Professor Andy Neely, Pro-Vice-Chancellor for Enterprise and Business Relations, University of Cambridge, said: “The University of Cambridge is committed to seeking innovative solutions to the climate crisis. Companies like Xampla that apply cutting-edge University research to solving urgent environmental problems – and which have the potential to achieve impact at scale – have a vital role to play in global efforts to achieve a zero-carbon future.”

Kate Sandle, B Lab UK’s Director of Programmes and Engagement, said: “Xampla is a B Corp through and through – a business that meets the highest standards of verified social and environmental performance, transparency and accountability to balance profit for purpose.

“It’s fantastic that a university spin-out has been able to achieve this. I’m sure with Jeff Seabright as Chair, Xampla will go on to do even more fantastic work helping people and planet.”

Xampla named as a global sustainability pioneer

Xampla has been selected by Sifted, the Financial Times’s new media site for entrepreneurs and innovators, as one of its ‘Pioneers of the new world’.

The report lists the key start-ups ‘at the forefront of seismic change’, and highlights Xampla’s CEO Simon Hombersley as the standout pioneer in sustainability.    Xampla leads the ‘Sustainability’ category for its ground-breaking work to create the world’s first plant protein material to replace single-use plastic.

CEO Simon Hombersley told the site:

“Covid-19 is in fact placing severe restrictions on corporate budgets, creating a short-term barrier to achieving long-term sustainability objectives” and that Xampla is at “the vanguard of helping corporates meet the needs of shareholder, consumer, regulator and planet alike”.

Sifted journalists began a world-wide search in April for the start-ups with most potential to make the ‘new world’ an improvement on the old.

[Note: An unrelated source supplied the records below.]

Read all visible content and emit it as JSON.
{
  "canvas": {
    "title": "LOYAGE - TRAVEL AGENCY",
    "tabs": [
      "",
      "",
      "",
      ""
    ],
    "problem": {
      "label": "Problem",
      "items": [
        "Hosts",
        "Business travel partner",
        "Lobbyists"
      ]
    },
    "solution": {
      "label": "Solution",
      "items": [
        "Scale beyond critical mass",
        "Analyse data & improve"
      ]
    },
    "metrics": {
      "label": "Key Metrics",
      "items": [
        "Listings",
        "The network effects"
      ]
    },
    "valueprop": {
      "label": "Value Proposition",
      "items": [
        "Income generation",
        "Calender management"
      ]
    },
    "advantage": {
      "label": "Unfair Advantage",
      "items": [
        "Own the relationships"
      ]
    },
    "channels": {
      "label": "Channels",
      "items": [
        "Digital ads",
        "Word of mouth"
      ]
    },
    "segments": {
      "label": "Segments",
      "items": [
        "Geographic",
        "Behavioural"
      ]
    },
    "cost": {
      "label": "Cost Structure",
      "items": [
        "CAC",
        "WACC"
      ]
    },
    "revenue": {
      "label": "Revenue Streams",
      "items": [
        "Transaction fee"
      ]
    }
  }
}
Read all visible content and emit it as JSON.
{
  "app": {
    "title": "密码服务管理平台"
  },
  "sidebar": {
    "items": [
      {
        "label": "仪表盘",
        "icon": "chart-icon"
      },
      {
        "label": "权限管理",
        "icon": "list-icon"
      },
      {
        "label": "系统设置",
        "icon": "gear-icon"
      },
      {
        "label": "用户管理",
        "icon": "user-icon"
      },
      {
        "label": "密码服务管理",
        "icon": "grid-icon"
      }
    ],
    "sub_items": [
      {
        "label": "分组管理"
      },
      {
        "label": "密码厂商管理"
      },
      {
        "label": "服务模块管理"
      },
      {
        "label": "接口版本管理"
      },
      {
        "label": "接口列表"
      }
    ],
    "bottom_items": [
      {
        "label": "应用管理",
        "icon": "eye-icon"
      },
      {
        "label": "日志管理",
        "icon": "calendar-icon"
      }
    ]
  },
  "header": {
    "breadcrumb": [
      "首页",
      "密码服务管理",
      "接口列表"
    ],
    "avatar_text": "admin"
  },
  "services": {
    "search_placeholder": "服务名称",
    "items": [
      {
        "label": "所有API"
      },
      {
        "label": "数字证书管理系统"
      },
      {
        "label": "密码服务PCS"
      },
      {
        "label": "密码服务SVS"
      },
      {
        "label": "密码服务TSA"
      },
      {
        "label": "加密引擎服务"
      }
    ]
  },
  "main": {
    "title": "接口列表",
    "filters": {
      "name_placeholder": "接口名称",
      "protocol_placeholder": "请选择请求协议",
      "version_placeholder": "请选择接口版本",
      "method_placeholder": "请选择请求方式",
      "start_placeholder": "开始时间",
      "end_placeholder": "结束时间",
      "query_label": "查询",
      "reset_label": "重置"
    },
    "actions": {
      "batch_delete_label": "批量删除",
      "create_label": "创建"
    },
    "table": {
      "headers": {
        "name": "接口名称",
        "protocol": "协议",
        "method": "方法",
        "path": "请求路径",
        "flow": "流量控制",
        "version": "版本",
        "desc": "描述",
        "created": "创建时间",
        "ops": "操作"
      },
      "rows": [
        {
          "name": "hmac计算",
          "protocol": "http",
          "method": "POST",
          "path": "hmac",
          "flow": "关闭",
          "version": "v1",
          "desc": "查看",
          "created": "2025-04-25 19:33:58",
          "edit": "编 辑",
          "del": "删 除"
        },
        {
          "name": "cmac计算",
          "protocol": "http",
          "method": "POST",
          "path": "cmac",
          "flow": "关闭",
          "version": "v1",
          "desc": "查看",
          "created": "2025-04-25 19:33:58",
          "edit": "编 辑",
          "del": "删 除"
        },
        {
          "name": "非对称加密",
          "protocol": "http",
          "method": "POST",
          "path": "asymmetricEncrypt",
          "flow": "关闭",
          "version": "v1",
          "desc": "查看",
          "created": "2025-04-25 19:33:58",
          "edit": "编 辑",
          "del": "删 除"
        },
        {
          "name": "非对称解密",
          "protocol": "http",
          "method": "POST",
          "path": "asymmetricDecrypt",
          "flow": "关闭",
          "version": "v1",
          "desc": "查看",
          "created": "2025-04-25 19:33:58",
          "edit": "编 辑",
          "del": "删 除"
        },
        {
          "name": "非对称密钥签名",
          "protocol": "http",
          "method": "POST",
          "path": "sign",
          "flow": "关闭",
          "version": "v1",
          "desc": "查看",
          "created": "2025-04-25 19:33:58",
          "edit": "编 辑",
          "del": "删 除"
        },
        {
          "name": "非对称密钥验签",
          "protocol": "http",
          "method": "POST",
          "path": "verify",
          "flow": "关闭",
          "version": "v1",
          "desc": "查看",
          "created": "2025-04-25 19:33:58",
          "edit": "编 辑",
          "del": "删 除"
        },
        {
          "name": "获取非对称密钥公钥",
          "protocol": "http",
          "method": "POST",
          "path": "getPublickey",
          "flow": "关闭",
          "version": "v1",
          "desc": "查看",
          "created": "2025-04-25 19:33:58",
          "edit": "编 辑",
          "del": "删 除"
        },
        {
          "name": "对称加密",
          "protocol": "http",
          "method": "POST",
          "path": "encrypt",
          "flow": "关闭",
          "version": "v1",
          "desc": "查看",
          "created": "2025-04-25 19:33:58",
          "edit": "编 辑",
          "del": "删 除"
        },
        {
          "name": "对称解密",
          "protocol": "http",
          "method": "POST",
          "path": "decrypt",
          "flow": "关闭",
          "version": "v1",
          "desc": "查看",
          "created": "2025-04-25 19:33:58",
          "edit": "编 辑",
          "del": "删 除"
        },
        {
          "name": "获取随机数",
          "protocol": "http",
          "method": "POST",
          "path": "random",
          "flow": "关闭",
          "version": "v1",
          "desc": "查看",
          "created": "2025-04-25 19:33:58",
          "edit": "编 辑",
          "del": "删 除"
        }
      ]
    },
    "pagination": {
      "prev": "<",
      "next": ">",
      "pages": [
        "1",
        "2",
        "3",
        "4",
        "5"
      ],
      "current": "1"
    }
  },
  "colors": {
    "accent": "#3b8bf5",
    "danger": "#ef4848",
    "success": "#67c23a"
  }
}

In highlighting Xampla as particularly compelling, the publication noted the company’s breakthrough could herald ‘a mass evolution in sustainable plastic’.